The proposed beneficial role of omega-3 fatty acids in the reduction of cardiovascular (CV) events seemed to take a hit this summer when results of the ORIGIN trial1 (n–3 fatty acids and cardiovascular outcomes in patients with dysglycemia) were announced.
In patients with CV disease or who were at high risk for developing disease and who had dysglycemia or a diagnosis of type 2 diabetes, a combination of DHA and EPA did reduce triglyceride levels but failed to reduce the risk of death, the primary cardiovascular endpoint, or to reduce secondary ischemic endpoints.
On the other hand, the FDA just announced its approval of a new icosapent ethyl formulation for treatment of severe hypertriglyceridemia—making it the second prescription fish oil preparation available.
• Just what are the expectations for omega-3 fatty acid therapy?
• In the absence of outcome trials, how should these formulations be prescribed and which patients will benefit most?
|Omega-3 Fatty Acid Therapy|
Omega-3 Fatty Acid Therapy
In this short podcast, CardiologyNow host Dr Payal Kohli asks Harvard cardiologist and preventive cardiology expert Dr Deepak Bhatt to address these and other questions and to help put fish oil therapy in to context for primary care practitioners.

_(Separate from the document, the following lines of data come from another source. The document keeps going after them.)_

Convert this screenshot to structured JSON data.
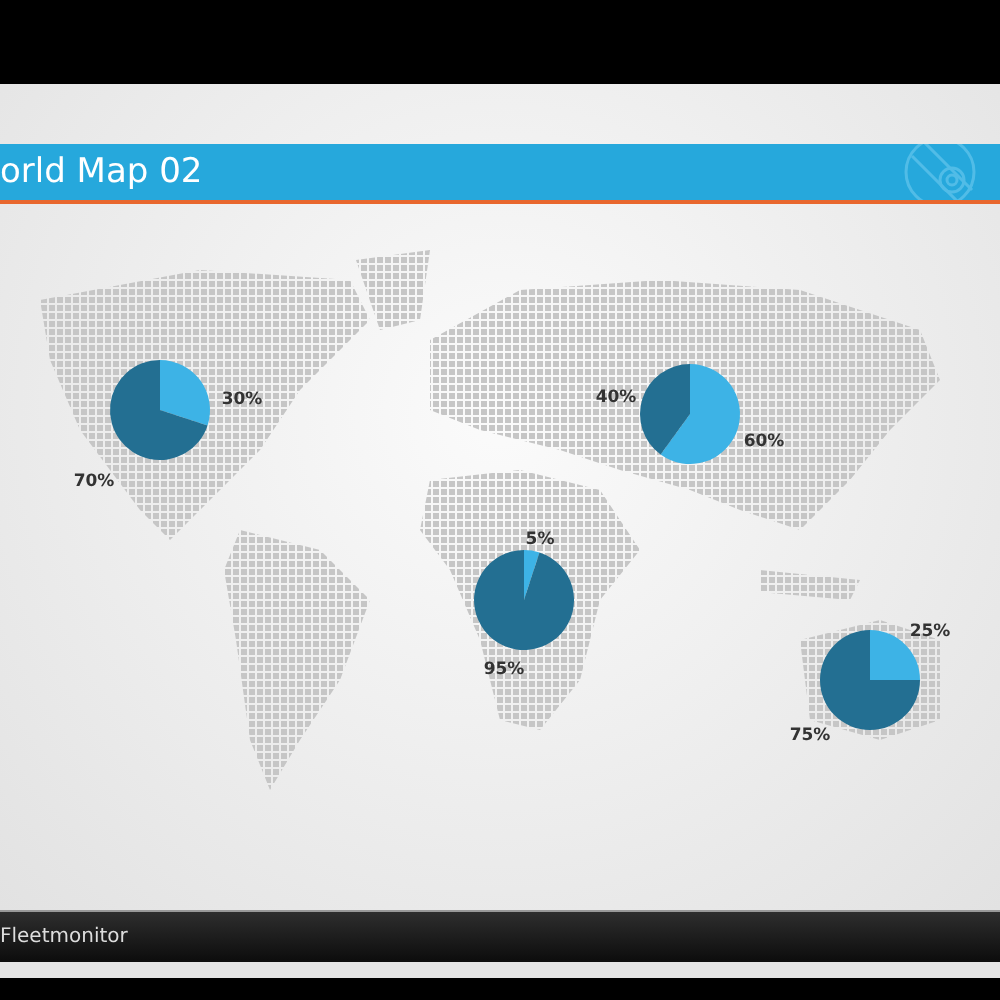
{
  "title_bar": {
    "title": "orld Map 02"
  },
  "map": {
    "pies": [
      {
        "chart_data": {
          "type": "pie",
          "values": [
            30,
            70
          ],
          "value_labels": [
            "30%",
            "70%"
          ]
        }
      },
      {
        "chart_data": {
          "type": "pie",
          "values": [
            60,
            40
          ],
          "value_labels": [
            "60%",
            "40%"
          ]
        }
      },
      {
        "chart_data": {
          "type": "pie",
          "values": [
            5,
            95
          ],
          "value_labels": [
            "5%",
            "95%"
          ]
        }
      },
      {
        "chart_data": {
          "type": "pie",
          "values": [
            25,
            75
          ],
          "value_labels": [
            "25%",
            "75%"
          ]
        }
      }
    ]
  },
  "footer": {
    "brand": "Fleetmonitor"
  }
}
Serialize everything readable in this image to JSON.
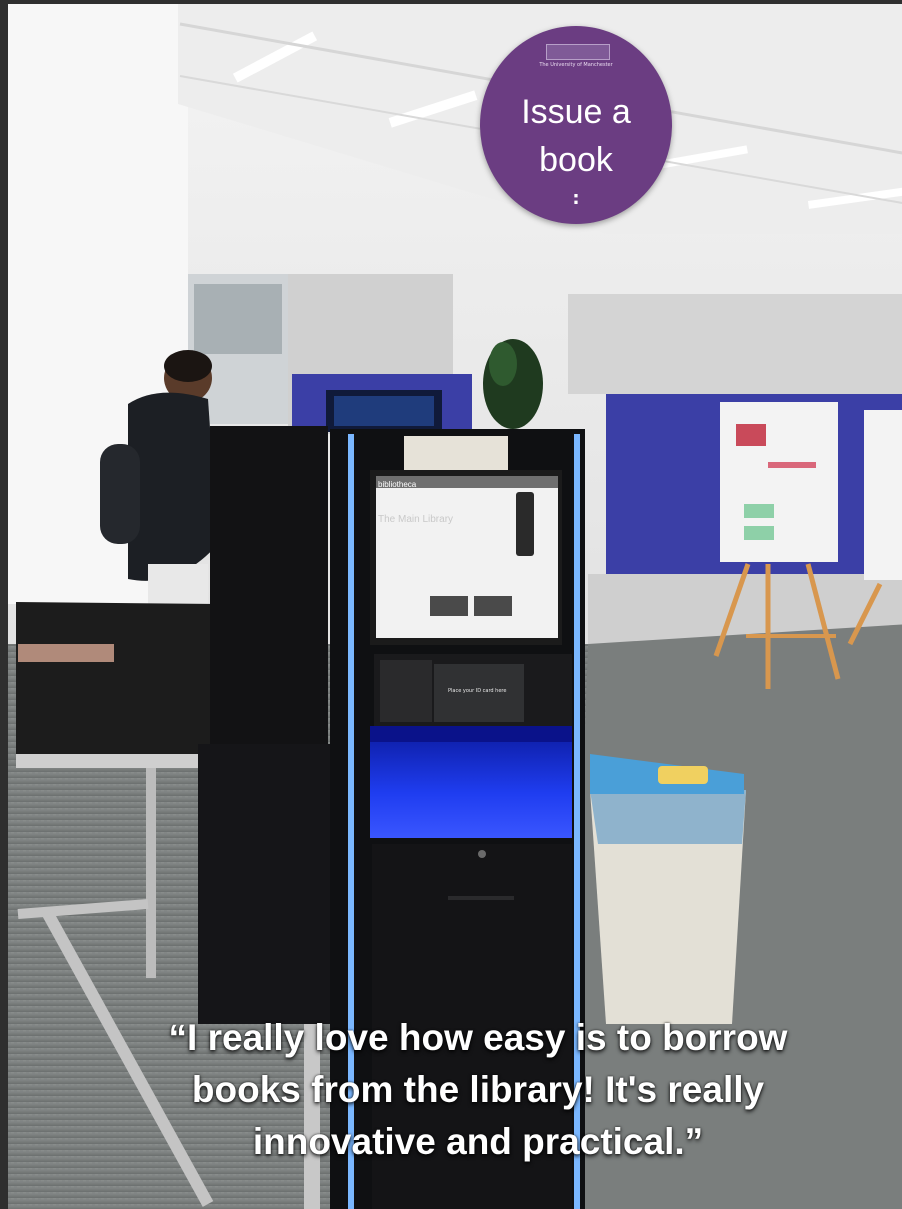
{
  "sign": {
    "brand": "",
    "subtitle": "The University of Manchester",
    "text": "Issue a\nbook",
    "dots": ":"
  },
  "kiosk": {
    "brand": "bibliotheca",
    "screen_title": "The Main Library",
    "card_slot_note": "Place your ID card here"
  },
  "quote": {
    "text": "“I really love how easy is to borrow\nbooks from the library! It's really\ninnovative and practical.”"
  },
  "colors": {
    "sign": "#6b3d82",
    "wall_panel": "#3b3fa6",
    "kiosk_glow": "#2a4cff",
    "bin": "#4a9fd8"
  }
}
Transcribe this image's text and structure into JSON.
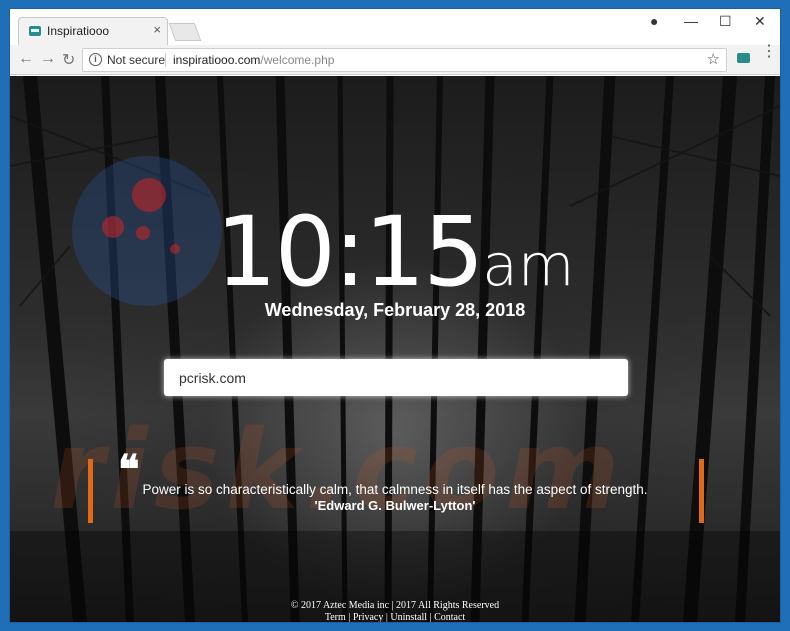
{
  "tab": {
    "title": "Inspiratiooo",
    "close": "×",
    "favicon": "inspiratiooo-favicon"
  },
  "window_controls": {
    "profile": "●",
    "minimize": "—",
    "maximize": "☐",
    "close": "✕"
  },
  "nav": {
    "back": "←",
    "forward": "→",
    "reload": "↻"
  },
  "address": {
    "security": "Not secure",
    "host": "inspiratiooo.com",
    "path": "/welcome.php",
    "info_icon": "i",
    "star": "☆"
  },
  "menu": "⋮",
  "clock": {
    "hours_minutes": "10:15",
    "ampm": "am"
  },
  "date": "Wednesday, February 28, 2018",
  "search": {
    "value": "pcrisk.com"
  },
  "quote": {
    "mark": "❝",
    "text": "Power is so characteristically calm, that calmness in itself has the aspect of strength.",
    "author": "'Edward G. Bulwer-Lytton'",
    "accent_color": "#e06a1a"
  },
  "footer": {
    "copyright": "© 2017 Aztec Media inc | 2017 All Rights Reserved",
    "links": [
      "Term",
      "Privacy",
      "Uninstall",
      "Contact"
    ],
    "separator": " | "
  }
}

Dr Bhatt is Chief of Cardiology at VA Boston Healthcare System and Director of the Integrated Interventional Cardiovascular Program at Brigham and Women's Hospital and VA Boston Healthcare System. He is also a Senior Investigator in the TIMI Study Group and Professor of Medicine at Harvard Medical School. Dr. Kohli graduated from Harvard Medical School, completed her internal medicine training in Boston, and is currently a fellow in cardiovascular medicine at the University of California San Francisco.
1. The ORIGIN trial failed to show a reduction in primary endpoint of cardiovascular death or secondary ischemic endpoints using fish oils in patients with dysglycemia, followed for a median of ~6 years. There could be several reasons for this:
a. Low baseline triglycerides in this patient population, which minimized benefits of additional reductions
b. Concentration of EPA, the cardiovascularly “active” component of the formulation of fish oil used, was relatively low
c. The dose of fish oil may have been too low.
2. The FDA has approved 2 prescription fish oil formulations: omega-3-acid ethyl esters (Lovaza) and icosapent ethyl (Vascepa). The primary difference between them is the amount in each of EPA, the “active” component of the fish oil. No safety signals have been associated with these formulations and they have been well-tolerated.
3. In patients receiving statin therapy to reduce LDL-C, reducing triglycerides has not yet been shown to directly decrease the risk of adverse outcomes. In patients with very high triglycerides, who are at increased risk for pancreatitis, prescription fish oils have proven to be effective and are recommended.
4. Use of over-the-counter fish oil supplements should be discouraged because these formulations are not regulated.
• Yokoyama M, Origasa H, Matsuzaki M, et al. Effects of eicosapentaenoic acid on major coronary events in hypercholesterolaemic patients (JELIS): a randomised open-label, blinded endpoint analysis. Lancet. 2007;369:1090-1098. Accessed August 13, 2012, at: http://www.ncbi.nlm.nih.gov/pubmed/17398308.
• Amarin Pharma Inc. A Study of AMR101 to Evaluate Its Ability to Reduce Cardiovascular Events in High Risk Patients With Hypertriglyceridemia and on Statin. The Primary Objective is to Evaluate the Effect of 4 g/Day AMR101 for Preventing the Occurrence of a First Major Cardiovascular Event. (REDUCE-IT). In: ClinicalTrials.gov [Internet]. Bethesda (MD): National Library of Medicine (US). 2000- [cited 2012 Aug 20]. Available from: http://clinicaltrials.gov/ct2/show/study/NCT01492361?term=REDUCE-IT&rank=1&show_locs=Y#locn. NLM identifier: NCT01492361.